+++ RECORDS SHOWN +++
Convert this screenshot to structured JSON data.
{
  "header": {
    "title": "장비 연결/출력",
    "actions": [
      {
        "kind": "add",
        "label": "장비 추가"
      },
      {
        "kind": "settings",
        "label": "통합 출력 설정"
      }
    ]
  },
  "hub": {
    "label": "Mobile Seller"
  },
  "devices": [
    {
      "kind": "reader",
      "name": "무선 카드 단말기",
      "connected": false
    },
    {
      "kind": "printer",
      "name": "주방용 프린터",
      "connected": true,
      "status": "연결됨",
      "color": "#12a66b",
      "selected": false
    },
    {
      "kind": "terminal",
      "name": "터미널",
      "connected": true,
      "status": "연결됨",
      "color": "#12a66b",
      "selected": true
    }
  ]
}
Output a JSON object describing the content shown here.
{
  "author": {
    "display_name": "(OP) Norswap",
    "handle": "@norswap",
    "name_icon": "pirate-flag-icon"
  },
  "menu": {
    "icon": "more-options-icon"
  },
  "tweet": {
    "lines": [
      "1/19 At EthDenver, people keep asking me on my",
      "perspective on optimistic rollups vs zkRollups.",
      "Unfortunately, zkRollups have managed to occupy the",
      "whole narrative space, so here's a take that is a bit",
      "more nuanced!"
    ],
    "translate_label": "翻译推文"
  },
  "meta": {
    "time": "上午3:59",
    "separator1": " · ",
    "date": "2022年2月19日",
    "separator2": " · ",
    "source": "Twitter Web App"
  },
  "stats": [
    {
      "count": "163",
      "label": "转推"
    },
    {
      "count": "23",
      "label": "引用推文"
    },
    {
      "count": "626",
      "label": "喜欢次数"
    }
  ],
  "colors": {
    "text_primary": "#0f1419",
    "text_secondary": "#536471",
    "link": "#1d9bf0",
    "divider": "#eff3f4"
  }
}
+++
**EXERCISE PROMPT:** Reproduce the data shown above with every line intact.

**WRITTEN SOLUTION:**
Convert this screenshot to structured JSON data.
{
  "header": {
    "title": "장비 연결/출력",
    "actions": [
      {
        "kind": "add",
        "label": "장비 추가"
      },
      {
        "kind": "settings",
        "label": "통합 출력 설정"
      }
    ]
  },
  "hub": {
    "label": "Mobile Seller"
  },
  "devices": [
    {
      "kind": "reader",
      "name": "무선 카드 단말기",
      "connected": false
    },
    {
      "kind": "printer",
      "name": "주방용 프린터",
      "connected": true,
      "status": "연결됨",
      "color": "#12a66b",
      "selected": false
    },
    {
      "kind": "terminal",
      "name": "터미널",
      "connected": true,
      "status": "연결됨",
      "color": "#12a66b",
      "selected": true
    }
  ]
}
Output a JSON object describing the content shown here.
{
  "author": {
    "display_name": "(OP) Norswap",
    "handle": "@norswap",
    "name_icon": "pirate-flag-icon"
  },
  "menu": {
    "icon": "more-options-icon"
  },
  "tweet": {
    "lines": [
      "1/19 At EthDenver, people keep asking me on my",
      "perspective on optimistic rollups vs zkRollups.",
      "Unfortunately, zkRollups have managed to occupy the",
      "whole narrative space, so here's a take that is a bit",
      "more nuanced!"
    ],
    "translate_label": "翻译推文"
  },
  "meta": {
    "time": "上午3:59",
    "separator1": " · ",
    "date": "2022年2月19日",
    "separator2": " · ",
    "source": "Twitter Web App"
  },
  "stats": [
    {
      "count": "163",
      "label": "转推"
    },
    {
      "count": "23",
      "label": "引用推文"
    },
    {
      "count": "626",
      "label": "喜欢次数"
    }
  ],
  "colors": {
    "text_primary": "#0f1419",
    "text_secondary": "#536471",
    "link": "#1d9bf0",
    "divider": "#eff3f4"
  }
}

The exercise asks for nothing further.